DIRECTIONS:
Once you have read the data below, print all of it exactly.

RECORDS SHOWN:
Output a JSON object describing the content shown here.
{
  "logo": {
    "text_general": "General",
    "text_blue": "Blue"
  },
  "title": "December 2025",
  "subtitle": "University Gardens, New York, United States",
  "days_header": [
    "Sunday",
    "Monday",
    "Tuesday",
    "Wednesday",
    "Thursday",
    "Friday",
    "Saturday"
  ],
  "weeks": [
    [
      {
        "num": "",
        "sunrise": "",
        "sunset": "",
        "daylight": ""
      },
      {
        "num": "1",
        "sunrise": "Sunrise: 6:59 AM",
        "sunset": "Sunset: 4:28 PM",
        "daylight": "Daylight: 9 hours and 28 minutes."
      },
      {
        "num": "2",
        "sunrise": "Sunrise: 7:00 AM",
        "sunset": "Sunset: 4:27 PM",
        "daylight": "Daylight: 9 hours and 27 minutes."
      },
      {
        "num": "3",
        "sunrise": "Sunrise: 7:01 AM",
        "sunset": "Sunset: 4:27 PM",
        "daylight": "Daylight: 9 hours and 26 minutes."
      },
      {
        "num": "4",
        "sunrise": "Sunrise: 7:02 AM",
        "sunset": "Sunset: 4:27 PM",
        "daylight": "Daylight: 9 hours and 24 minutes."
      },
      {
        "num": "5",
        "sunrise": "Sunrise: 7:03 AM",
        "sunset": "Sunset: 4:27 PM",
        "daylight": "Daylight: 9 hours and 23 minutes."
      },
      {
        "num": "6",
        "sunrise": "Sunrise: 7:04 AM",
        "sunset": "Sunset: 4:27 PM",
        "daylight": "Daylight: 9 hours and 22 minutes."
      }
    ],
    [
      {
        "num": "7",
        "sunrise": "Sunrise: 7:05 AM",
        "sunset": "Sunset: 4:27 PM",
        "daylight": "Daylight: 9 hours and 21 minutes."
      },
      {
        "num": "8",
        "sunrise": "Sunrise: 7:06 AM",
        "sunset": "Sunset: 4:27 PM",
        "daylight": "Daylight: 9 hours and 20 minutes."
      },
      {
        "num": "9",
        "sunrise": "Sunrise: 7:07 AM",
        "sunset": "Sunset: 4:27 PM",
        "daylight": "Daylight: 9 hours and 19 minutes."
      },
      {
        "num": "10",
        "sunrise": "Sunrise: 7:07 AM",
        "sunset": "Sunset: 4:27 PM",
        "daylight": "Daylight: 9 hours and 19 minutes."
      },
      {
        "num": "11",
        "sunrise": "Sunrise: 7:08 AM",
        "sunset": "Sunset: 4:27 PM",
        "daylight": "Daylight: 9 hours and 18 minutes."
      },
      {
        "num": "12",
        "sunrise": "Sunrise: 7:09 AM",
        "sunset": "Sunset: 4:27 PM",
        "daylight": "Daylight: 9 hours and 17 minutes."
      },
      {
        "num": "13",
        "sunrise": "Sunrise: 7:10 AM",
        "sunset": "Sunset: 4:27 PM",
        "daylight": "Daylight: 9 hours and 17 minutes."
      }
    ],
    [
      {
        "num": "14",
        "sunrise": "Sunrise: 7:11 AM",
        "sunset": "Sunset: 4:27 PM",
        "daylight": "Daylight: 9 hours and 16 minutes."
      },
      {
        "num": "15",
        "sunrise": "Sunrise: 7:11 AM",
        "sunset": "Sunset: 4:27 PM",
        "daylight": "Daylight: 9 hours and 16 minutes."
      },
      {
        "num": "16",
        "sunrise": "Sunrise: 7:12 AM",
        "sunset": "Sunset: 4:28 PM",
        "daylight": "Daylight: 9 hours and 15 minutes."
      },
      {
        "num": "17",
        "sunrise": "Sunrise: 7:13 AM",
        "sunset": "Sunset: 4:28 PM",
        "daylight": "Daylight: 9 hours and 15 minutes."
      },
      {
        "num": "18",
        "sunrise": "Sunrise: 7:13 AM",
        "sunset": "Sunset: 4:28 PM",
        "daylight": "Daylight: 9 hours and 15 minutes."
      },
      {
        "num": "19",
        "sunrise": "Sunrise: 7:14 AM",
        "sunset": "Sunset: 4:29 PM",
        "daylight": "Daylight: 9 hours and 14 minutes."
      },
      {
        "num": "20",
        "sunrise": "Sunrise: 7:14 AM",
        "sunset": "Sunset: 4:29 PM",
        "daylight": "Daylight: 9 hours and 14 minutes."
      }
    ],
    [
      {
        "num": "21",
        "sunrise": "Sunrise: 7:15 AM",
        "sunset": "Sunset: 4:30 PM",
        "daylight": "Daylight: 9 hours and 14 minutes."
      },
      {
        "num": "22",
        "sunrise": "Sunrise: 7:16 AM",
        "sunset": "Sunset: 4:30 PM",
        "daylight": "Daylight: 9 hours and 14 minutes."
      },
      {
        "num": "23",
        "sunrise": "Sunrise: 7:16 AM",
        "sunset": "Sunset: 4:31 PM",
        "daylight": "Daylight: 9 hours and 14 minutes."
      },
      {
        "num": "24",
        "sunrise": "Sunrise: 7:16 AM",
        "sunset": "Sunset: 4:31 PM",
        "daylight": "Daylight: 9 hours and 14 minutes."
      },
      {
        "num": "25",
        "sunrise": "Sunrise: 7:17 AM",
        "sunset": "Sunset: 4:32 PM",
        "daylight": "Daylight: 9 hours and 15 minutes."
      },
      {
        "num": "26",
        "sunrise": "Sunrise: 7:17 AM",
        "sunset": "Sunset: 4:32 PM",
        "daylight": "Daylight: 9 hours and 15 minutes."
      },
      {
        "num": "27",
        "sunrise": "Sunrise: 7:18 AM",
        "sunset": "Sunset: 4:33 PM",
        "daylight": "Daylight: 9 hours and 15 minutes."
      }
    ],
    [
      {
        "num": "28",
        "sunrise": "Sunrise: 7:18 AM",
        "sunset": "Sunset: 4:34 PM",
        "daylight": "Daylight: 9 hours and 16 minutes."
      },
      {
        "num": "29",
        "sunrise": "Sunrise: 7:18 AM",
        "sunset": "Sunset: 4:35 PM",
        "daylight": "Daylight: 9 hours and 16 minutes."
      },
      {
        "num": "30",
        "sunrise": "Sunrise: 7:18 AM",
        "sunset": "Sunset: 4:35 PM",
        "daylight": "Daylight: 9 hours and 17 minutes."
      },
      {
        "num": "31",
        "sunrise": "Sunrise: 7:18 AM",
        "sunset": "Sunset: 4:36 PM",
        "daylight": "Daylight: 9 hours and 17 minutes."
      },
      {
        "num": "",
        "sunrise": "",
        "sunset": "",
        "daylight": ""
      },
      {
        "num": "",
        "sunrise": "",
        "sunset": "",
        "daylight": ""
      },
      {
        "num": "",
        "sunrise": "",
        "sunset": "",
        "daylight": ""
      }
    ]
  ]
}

EXERCISE SOLUTION:
Output a JSON object describing the content shown here.
{
  "logo": {
    "text_general": "General",
    "text_blue": "Blue"
  },
  "title": "December 2025",
  "subtitle": "University Gardens, New York, United States",
  "days_header": [
    "Sunday",
    "Monday",
    "Tuesday",
    "Wednesday",
    "Thursday",
    "Friday",
    "Saturday"
  ],
  "weeks": [
    [
      {
        "num": "",
        "sunrise": "",
        "sunset": "",
        "daylight": ""
      },
      {
        "num": "1",
        "sunrise": "Sunrise: 6:59 AM",
        "sunset": "Sunset: 4:28 PM",
        "daylight": "Daylight: 9 hours and 28 minutes."
      },
      {
        "num": "2",
        "sunrise": "Sunrise: 7:00 AM",
        "sunset": "Sunset: 4:27 PM",
        "daylight": "Daylight: 9 hours and 27 minutes."
      },
      {
        "num": "3",
        "sunrise": "Sunrise: 7:01 AM",
        "sunset": "Sunset: 4:27 PM",
        "daylight": "Daylight: 9 hours and 26 minutes."
      },
      {
        "num": "4",
        "sunrise": "Sunrise: 7:02 AM",
        "sunset": "Sunset: 4:27 PM",
        "daylight": "Daylight: 9 hours and 24 minutes."
      },
      {
        "num": "5",
        "sunrise": "Sunrise: 7:03 AM",
        "sunset": "Sunset: 4:27 PM",
        "daylight": "Daylight: 9 hours and 23 minutes."
      },
      {
        "num": "6",
        "sunrise": "Sunrise: 7:04 AM",
        "sunset": "Sunset: 4:27 PM",
        "daylight": "Daylight: 9 hours and 22 minutes."
      }
    ],
    [
      {
        "num": "7",
        "sunrise": "Sunrise: 7:05 AM",
        "sunset": "Sunset: 4:27 PM",
        "daylight": "Daylight: 9 hours and 21 minutes."
      },
      {
        "num": "8",
        "sunrise": "Sunrise: 7:06 AM",
        "sunset": "Sunset: 4:27 PM",
        "daylight": "Daylight: 9 hours and 20 minutes."
      },
      {
        "num": "9",
        "sunrise": "Sunrise: 7:07 AM",
        "sunset": "Sunset: 4:27 PM",
        "daylight": "Daylight: 9 hours and 19 minutes."
      },
      {
        "num": "10",
        "sunrise": "Sunrise: 7:07 AM",
        "sunset": "Sunset: 4:27 PM",
        "daylight": "Daylight: 9 hours and 19 minutes."
      },
      {
        "num": "11",
        "sunrise": "Sunrise: 7:08 AM",
        "sunset": "Sunset: 4:27 PM",
        "daylight": "Daylight: 9 hours and 18 minutes."
      },
      {
        "num": "12",
        "sunrise": "Sunrise: 7:09 AM",
        "sunset": "Sunset: 4:27 PM",
        "daylight": "Daylight: 9 hours and 17 minutes."
      },
      {
        "num": "13",
        "sunrise": "Sunrise: 7:10 AM",
        "sunset": "Sunset: 4:27 PM",
        "daylight": "Daylight: 9 hours and 17 minutes."
      }
    ],
    [
      {
        "num": "14",
        "sunrise": "Sunrise: 7:11 AM",
        "sunset": "Sunset: 4:27 PM",
        "daylight": "Daylight: 9 hours and 16 minutes."
      },
      {
        "num": "15",
        "sunrise": "Sunrise: 7:11 AM",
        "sunset": "Sunset: 4:27 PM",
        "daylight": "Daylight: 9 hours and 16 minutes."
      },
      {
        "num": "16",
        "sunrise": "Sunrise: 7:12 AM",
        "sunset": "Sunset: 4:28 PM",
        "daylight": "Daylight: 9 hours and 15 minutes."
      },
      {
        "num": "17",
        "sunrise": "Sunrise: 7:13 AM",
        "sunset": "Sunset: 4:28 PM",
        "daylight": "Daylight: 9 hours and 15 minutes."
      },
      {
        "num": "18",
        "sunrise": "Sunrise: 7:13 AM",
        "sunset": "Sunset: 4:28 PM",
        "daylight": "Daylight: 9 hours and 15 minutes."
      },
      {
        "num": "19",
        "sunrise": "Sunrise: 7:14 AM",
        "sunset": "Sunset: 4:29 PM",
        "daylight": "Daylight: 9 hours and 14 minutes."
      },
      {
        "num": "20",
        "sunrise": "Sunrise: 7:14 AM",
        "sunset": "Sunset: 4:29 PM",
        "daylight": "Daylight: 9 hours and 14 minutes."
      }
    ],
    [
      {
        "num": "21",
        "sunrise": "Sunrise: 7:15 AM",
        "sunset": "Sunset: 4:30 PM",
        "daylight": "Daylight: 9 hours and 14 minutes."
      },
      {
        "num": "22",
        "sunrise": "Sunrise: 7:16 AM",
        "sunset": "Sunset: 4:30 PM",
        "daylight": "Daylight: 9 hours and 14 minutes."
      },
      {
        "num": "23",
        "sunrise": "Sunrise: 7:16 AM",
        "sunset": "Sunset: 4:31 PM",
        "daylight": "Daylight: 9 hours and 14 minutes."
      },
      {
        "num": "24",
        "sunrise": "Sunrise: 7:16 AM",
        "sunset": "Sunset: 4:31 PM",
        "daylight": "Daylight: 9 hours and 14 minutes."
      },
      {
        "num": "25",
        "sunrise": "Sunrise: 7:17 AM",
        "sunset": "Sunset: 4:32 PM",
        "daylight": "Daylight: 9 hours and 15 minutes."
      },
      {
        "num": "26",
        "sunrise": "Sunrise: 7:17 AM",
        "sunset": "Sunset: 4:32 PM",
        "daylight": "Daylight: 9 hours and 15 minutes."
      },
      {
        "num": "27",
        "sunrise": "Sunrise: 7:18 AM",
        "sunset": "Sunset: 4:33 PM",
        "daylight": "Daylight: 9 hours and 15 minutes."
      }
    ],
    [
      {
        "num": "28",
        "sunrise": "Sunrise: 7:18 AM",
        "sunset": "Sunset: 4:34 PM",
        "daylight": "Daylight: 9 hours and 16 minutes."
      },
      {
        "num": "29",
        "sunrise": "Sunrise: 7:18 AM",
        "sunset": "Sunset: 4:35 PM",
        "daylight": "Daylight: 9 hours and 16 minutes."
      },
      {
        "num": "30",
        "sunrise": "Sunrise: 7:18 AM",
        "sunset": "Sunset: 4:35 PM",
        "daylight": "Daylight: 9 hours and 17 minutes."
      },
      {
        "num": "31",
        "sunrise": "Sunrise: 7:18 AM",
        "sunset": "Sunset: 4:36 PM",
        "daylight": "Daylight: 9 hours and 17 minutes."
      },
      {
        "num": "",
        "sunrise": "",
        "sunset": "",
        "daylight": ""
      },
      {
        "num": "",
        "sunrise": "",
        "sunset": "",
        "daylight": ""
      },
      {
        "num": "",
        "sunrise": "",
        "sunset": "",
        "daylight": ""
      }
    ]
  ]
}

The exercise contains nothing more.